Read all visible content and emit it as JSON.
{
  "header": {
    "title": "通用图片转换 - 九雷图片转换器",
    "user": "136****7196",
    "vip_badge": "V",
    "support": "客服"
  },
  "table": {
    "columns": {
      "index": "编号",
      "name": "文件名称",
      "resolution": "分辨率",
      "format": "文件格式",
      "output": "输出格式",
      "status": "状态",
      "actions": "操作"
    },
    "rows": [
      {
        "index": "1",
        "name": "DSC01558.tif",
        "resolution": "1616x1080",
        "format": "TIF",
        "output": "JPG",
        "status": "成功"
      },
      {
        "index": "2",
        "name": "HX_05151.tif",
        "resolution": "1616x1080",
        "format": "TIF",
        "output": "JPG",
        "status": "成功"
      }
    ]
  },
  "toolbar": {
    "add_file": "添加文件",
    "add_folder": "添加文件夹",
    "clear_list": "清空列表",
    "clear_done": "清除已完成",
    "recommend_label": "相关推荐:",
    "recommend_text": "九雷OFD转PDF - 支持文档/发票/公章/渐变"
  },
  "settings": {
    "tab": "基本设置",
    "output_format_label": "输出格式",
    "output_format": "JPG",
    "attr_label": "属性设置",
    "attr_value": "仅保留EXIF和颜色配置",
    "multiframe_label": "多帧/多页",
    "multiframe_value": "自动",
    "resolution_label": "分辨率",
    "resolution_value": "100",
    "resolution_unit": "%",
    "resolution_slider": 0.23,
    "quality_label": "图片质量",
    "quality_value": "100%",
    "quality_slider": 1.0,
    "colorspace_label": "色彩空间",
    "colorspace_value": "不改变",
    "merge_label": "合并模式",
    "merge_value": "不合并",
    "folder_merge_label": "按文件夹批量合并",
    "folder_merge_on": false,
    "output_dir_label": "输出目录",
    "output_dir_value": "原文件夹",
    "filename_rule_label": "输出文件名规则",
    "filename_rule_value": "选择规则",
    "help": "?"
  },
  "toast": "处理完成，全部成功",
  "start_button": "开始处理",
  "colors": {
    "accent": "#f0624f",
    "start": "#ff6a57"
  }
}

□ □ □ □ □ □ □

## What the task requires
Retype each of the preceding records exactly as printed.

## Solution to this problem
Read all visible content and emit it as JSON.
{
  "header": {
    "title": "通用图片转换 - 九雷图片转换器",
    "user": "136****7196",
    "vip_badge": "V",
    "support": "客服"
  },
  "table": {
    "columns": {
      "index": "编号",
      "name": "文件名称",
      "resolution": "分辨率",
      "format": "文件格式",
      "output": "输出格式",
      "status": "状态",
      "actions": "操作"
    },
    "rows": [
      {
        "index": "1",
        "name": "DSC01558.tif",
        "resolution": "1616x1080",
        "format": "TIF",
        "output": "JPG",
        "status": "成功"
      },
      {
        "index": "2",
        "name": "HX_05151.tif",
        "resolution": "1616x1080",
        "format": "TIF",
        "output": "JPG",
        "status": "成功"
      }
    ]
  },
  "toolbar": {
    "add_file": "添加文件",
    "add_folder": "添加文件夹",
    "clear_list": "清空列表",
    "clear_done": "清除已完成",
    "recommend_label": "相关推荐:",
    "recommend_text": "九雷OFD转PDF - 支持文档/发票/公章/渐变"
  },
  "settings": {
    "tab": "基本设置",
    "output_format_label": "输出格式",
    "output_format": "JPG",
    "attr_label": "属性设置",
    "attr_value": "仅保留EXIF和颜色配置",
    "multiframe_label": "多帧/多页",
    "multiframe_value": "自动",
    "resolution_label": "分辨率",
    "resolution_value": "100",
    "resolution_unit": "%",
    "resolution_slider": 0.23,
    "quality_label": "图片质量",
    "quality_value": "100%",
    "quality_slider": 1.0,
    "colorspace_label": "色彩空间",
    "colorspace_value": "不改变",
    "merge_label": "合并模式",
    "merge_value": "不合并",
    "folder_merge_label": "按文件夹批量合并",
    "folder_merge_on": false,
    "output_dir_label": "输出目录",
    "output_dir_value": "原文件夹",
    "filename_rule_label": "输出文件名规则",
    "filename_rule_value": "选择规则",
    "help": "?"
  },
  "toast": "处理完成，全部成功",
  "start_button": "开始处理",
  "colors": {
    "accent": "#f0624f",
    "start": "#ff6a57"
  }
}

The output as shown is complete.